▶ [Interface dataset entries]
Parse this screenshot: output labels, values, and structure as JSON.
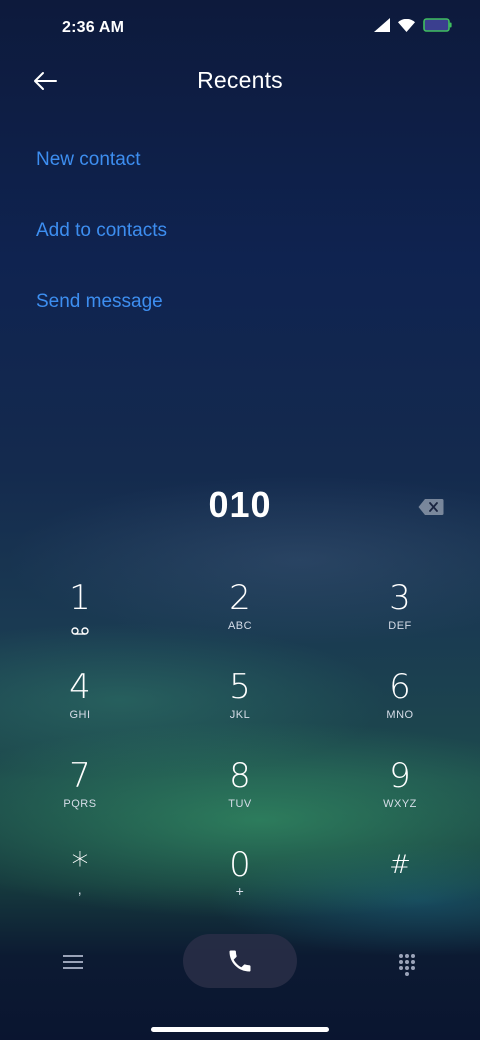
{
  "status_bar": {
    "time": "2:36 AM",
    "icons": [
      "signal-icon",
      "wifi-icon",
      "battery-icon"
    ],
    "battery_color": "#3b3f8f",
    "battery_border": "#3fbf5f"
  },
  "header": {
    "title": "Recents",
    "back_icon": "arrow-left-icon"
  },
  "actions": [
    {
      "label": "New contact"
    },
    {
      "label": "Add to contacts"
    },
    {
      "label": "Send message"
    }
  ],
  "dial": {
    "number": "010",
    "backspace_icon": "backspace-icon"
  },
  "keypad": [
    {
      "digit": "1",
      "letters": "",
      "sub_icon": "voicemail-icon"
    },
    {
      "digit": "2",
      "letters": "ABC"
    },
    {
      "digit": "3",
      "letters": "DEF"
    },
    {
      "digit": "4",
      "letters": "GHI"
    },
    {
      "digit": "5",
      "letters": "JKL"
    },
    {
      "digit": "6",
      "letters": "MNO"
    },
    {
      "digit": "7",
      "letters": "PQRS"
    },
    {
      "digit": "8",
      "letters": "TUV"
    },
    {
      "digit": "9",
      "letters": "WXYZ"
    },
    {
      "digit": "*",
      "letters": ","
    },
    {
      "digit": "0",
      "letters": "+"
    },
    {
      "digit": "#",
      "letters": ""
    }
  ],
  "bottom_nav": {
    "menu_icon": "menu-icon",
    "call_icon": "phone-icon",
    "dialpad_icon": "dialpad-icon"
  },
  "colors": {
    "accent": "#3d8ef0",
    "call_button_bg": "#282d46"
  }
}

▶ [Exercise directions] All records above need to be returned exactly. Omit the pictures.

▶ [The completed task]
Parse this screenshot: output labels, values, and structure as JSON.
{
  "status_bar": {
    "time": "2:36 AM",
    "icons": [
      "signal-icon",
      "wifi-icon",
      "battery-icon"
    ],
    "battery_color": "#3b3f8f",
    "battery_border": "#3fbf5f"
  },
  "header": {
    "title": "Recents",
    "back_icon": "arrow-left-icon"
  },
  "actions": [
    {
      "label": "New contact"
    },
    {
      "label": "Add to contacts"
    },
    {
      "label": "Send message"
    }
  ],
  "dial": {
    "number": "010",
    "backspace_icon": "backspace-icon"
  },
  "keypad": [
    {
      "digit": "1",
      "letters": "",
      "sub_icon": "voicemail-icon"
    },
    {
      "digit": "2",
      "letters": "ABC"
    },
    {
      "digit": "3",
      "letters": "DEF"
    },
    {
      "digit": "4",
      "letters": "GHI"
    },
    {
      "digit": "5",
      "letters": "JKL"
    },
    {
      "digit": "6",
      "letters": "MNO"
    },
    {
      "digit": "7",
      "letters": "PQRS"
    },
    {
      "digit": "8",
      "letters": "TUV"
    },
    {
      "digit": "9",
      "letters": "WXYZ"
    },
    {
      "digit": "*",
      "letters": ","
    },
    {
      "digit": "0",
      "letters": "+"
    },
    {
      "digit": "#",
      "letters": ""
    }
  ],
  "bottom_nav": {
    "menu_icon": "menu-icon",
    "call_icon": "phone-icon",
    "dialpad_icon": "dialpad-icon"
  },
  "colors": {
    "accent": "#3d8ef0",
    "call_button_bg": "#282d46"
  }
}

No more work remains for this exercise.